Say Cheese Please!

by Jeanne

humbolt_fog_smToday is Cheese Lover’s Day. Well it really was on Wednesday but I had some problems finishing this post of a technical nature. Anyway, I’m not sure who determined this special event or for that matter how I know this fact. But there are electronic greetings for the holiday so it must be real. Fact is every day should be a cheese day. Nothing’s more divine than a loaf of bread, accompanied with cheese, olives and wine.

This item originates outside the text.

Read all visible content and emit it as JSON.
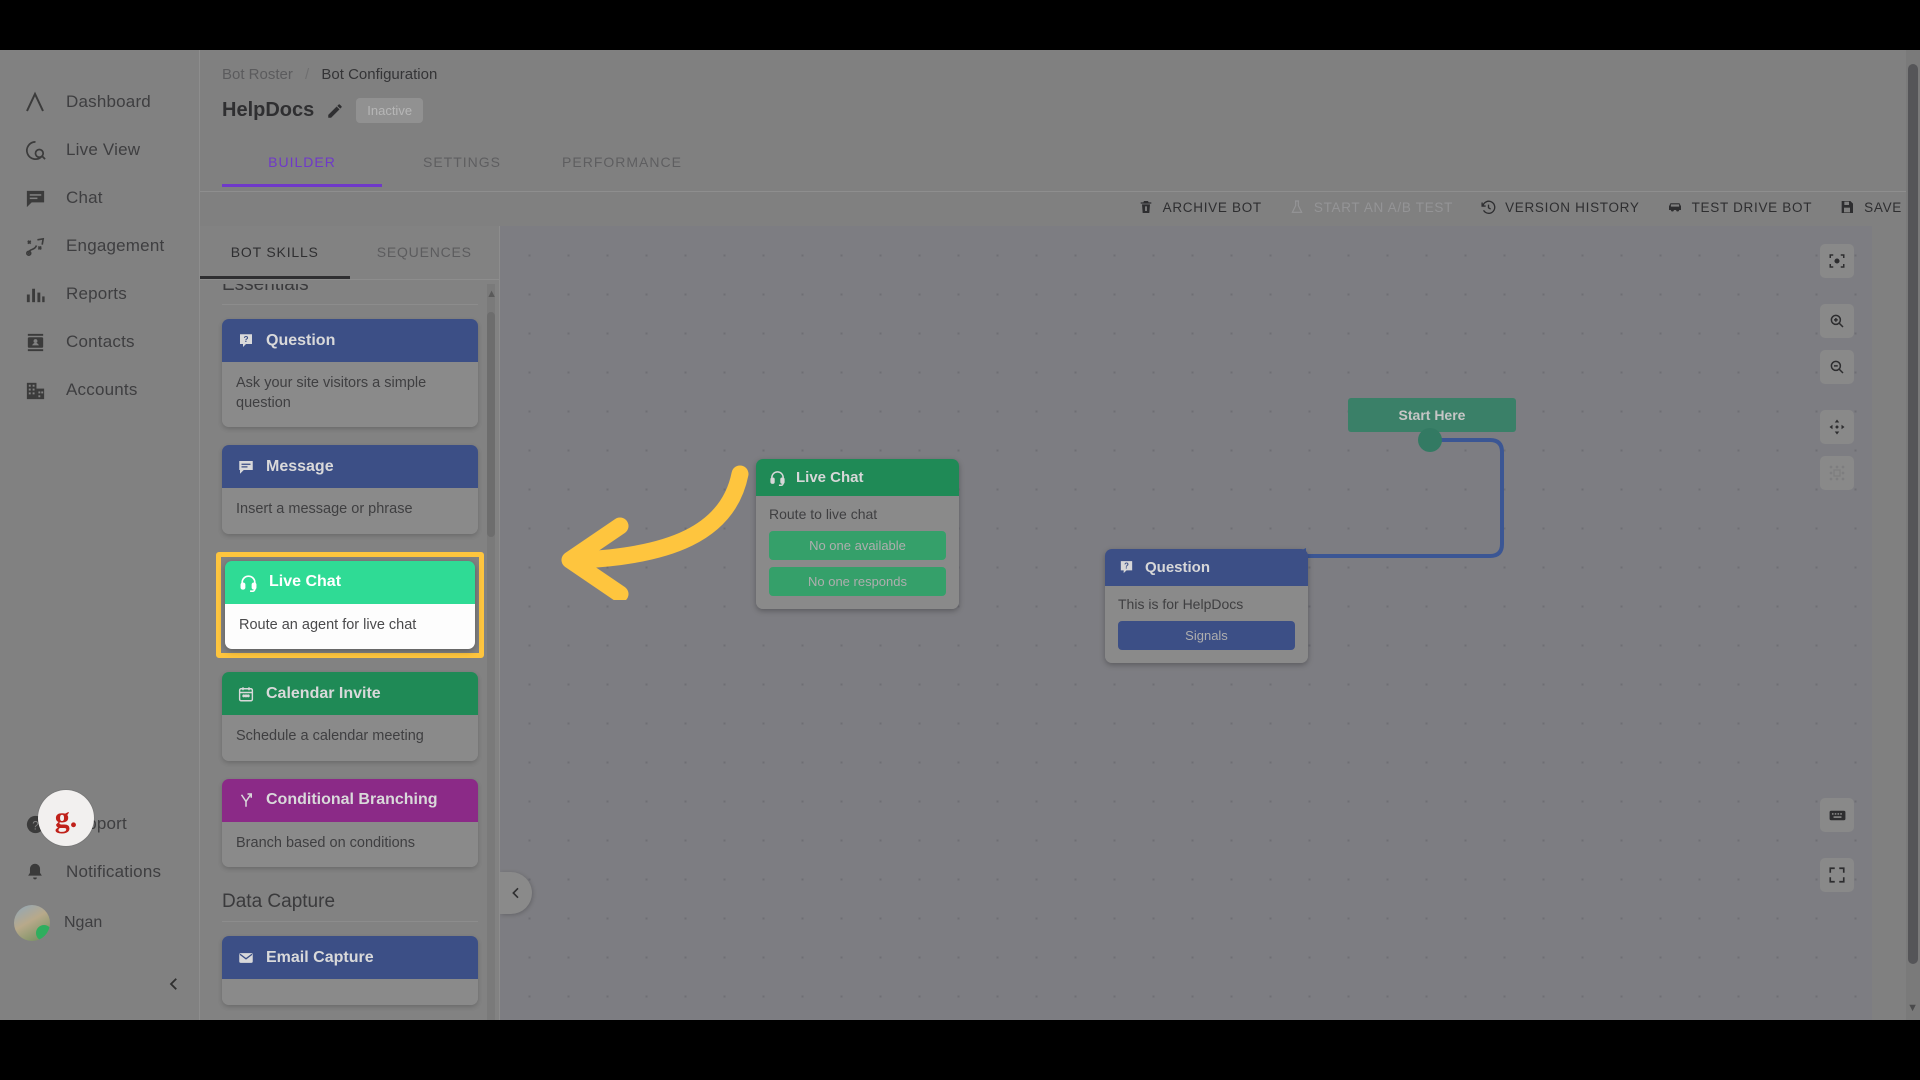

Cheese is many things. It can be comforting in the form of a grilled cheese or macaroni and cheese or elegant in the form of a cheese soufflé or as a dessert as is traditionally practiced in the European culture. Today, most of us have access to handmade cheeses. Living in Northern Californian artisanal and farmhouse cheese are a constant in the mix of the bounty we reap at farmer’s markets, natural food stores and in local restaurants.

California has been making cheese for as long as it’s been making wine. Today, the state produces a lot of cheese as a by product of our high milk production.

Cheese making started in the American colonies in the year 1611 near Rome, NY. Today most Americans prefer a hard or semi-hard table cheese to a crumbly and creamy cheese. Cheddar appears everywhere–burgers, Tex-Mex dishes, and twice baked potatoes.

California cheese making began over 200 years ago when Father Junipero Serra introduced cheese making to the Spanish missions. The Real California Cheese board states that the first commercially produced cheese was made in 1857 near San Francisco by pioneer Clarissa Steele.

In 1882 David Jacks, a Monterey County entrepreneur, became the first to market Monterey Jack, which his Swiss and Portuguese dairy operators developed from old Mission recipes. Another milestone took place in 1915, when a San Francisco wholesaler forgot about some fresh Monterey Jack that was in storage. Time rolls by and WWII disrupts U.S. shipments of Parmesan and Romano from Italy. He then stumbles across the aged Jack, and a new cheese that when hardened is sweeter and nuttier than the younger cheese is born.

Today, California boasts great original cheeses such as Pt. Reyes Blue Cheese, Cowgirl Creamery Cheeses such as Mt. Tam, and St. Pat’s. Cypress Grove’s mold-ripened Humboldt Fog with a dividing layer of ash running through the middle

Four things you can do to become a frommage fancier:

1. Listen to Steve Jenkin’s, author of The Cheese Primer, radio archive on The Splendid Table. He’s also a cheese monger in NYC.

2. Check out The American Cheese Society’s 2004 winners in their annual judging competition. Someday I would like to be a judge…all that quality cheese.

3. Find out your cheese personality .

4. Eat some local cheese, please.

A Cheese Dinner

Queso Fundido with Corn-Bread Dippers

Mixed baby greens tossed in orange citrus vinaigrette, topped with olives, Manchego cheese, and toasted walnuts

Roasted Eggplant Roulade with Oregano and Marinated Goat Cheese

Roquefort Flan

Goat Cheese Ravioli, Spicy Tomato Puree and Cracked Black Pepper

Mascarpone Cheesecake in Mexican
Chocolate Crust
with Cajeta Sauce